Extracted entries: Begin

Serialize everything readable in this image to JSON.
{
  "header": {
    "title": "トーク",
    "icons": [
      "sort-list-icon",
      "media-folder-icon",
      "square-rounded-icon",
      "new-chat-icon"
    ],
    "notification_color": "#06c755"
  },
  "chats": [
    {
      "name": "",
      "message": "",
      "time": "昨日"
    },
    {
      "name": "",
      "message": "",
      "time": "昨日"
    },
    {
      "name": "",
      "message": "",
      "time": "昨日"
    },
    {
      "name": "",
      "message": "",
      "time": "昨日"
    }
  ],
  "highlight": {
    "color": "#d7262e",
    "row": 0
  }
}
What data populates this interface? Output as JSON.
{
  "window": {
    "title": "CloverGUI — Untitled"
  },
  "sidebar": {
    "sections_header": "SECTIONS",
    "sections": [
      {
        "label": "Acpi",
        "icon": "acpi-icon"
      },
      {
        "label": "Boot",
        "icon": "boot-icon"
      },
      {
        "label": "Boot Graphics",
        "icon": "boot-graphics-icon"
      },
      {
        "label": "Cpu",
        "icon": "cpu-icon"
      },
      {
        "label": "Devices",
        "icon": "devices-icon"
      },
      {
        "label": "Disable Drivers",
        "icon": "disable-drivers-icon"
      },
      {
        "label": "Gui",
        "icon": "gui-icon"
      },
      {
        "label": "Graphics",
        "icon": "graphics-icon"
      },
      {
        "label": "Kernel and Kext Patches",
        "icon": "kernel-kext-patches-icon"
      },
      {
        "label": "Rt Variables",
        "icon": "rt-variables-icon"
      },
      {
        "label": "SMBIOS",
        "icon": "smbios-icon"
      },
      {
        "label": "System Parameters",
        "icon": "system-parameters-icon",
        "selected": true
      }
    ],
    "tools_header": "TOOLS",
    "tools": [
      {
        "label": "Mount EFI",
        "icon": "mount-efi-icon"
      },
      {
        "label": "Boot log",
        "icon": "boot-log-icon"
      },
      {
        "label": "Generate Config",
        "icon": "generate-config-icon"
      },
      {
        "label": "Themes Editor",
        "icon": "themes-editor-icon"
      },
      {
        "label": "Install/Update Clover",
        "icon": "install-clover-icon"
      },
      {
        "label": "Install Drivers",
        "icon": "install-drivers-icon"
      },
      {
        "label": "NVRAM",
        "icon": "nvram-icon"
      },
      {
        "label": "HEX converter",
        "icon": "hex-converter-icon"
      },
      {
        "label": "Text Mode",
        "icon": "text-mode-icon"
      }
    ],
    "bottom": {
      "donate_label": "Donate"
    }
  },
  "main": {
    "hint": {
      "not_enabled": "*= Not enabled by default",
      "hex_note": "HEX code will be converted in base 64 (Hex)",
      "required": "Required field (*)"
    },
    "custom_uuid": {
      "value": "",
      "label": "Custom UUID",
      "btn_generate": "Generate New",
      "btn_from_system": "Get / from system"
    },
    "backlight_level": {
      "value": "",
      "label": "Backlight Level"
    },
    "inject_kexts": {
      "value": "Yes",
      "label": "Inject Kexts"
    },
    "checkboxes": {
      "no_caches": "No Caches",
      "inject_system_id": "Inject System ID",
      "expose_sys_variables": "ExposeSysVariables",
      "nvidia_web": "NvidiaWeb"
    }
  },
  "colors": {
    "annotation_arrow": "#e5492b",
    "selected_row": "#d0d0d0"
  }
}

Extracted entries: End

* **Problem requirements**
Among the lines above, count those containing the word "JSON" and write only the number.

* **Written answer**
2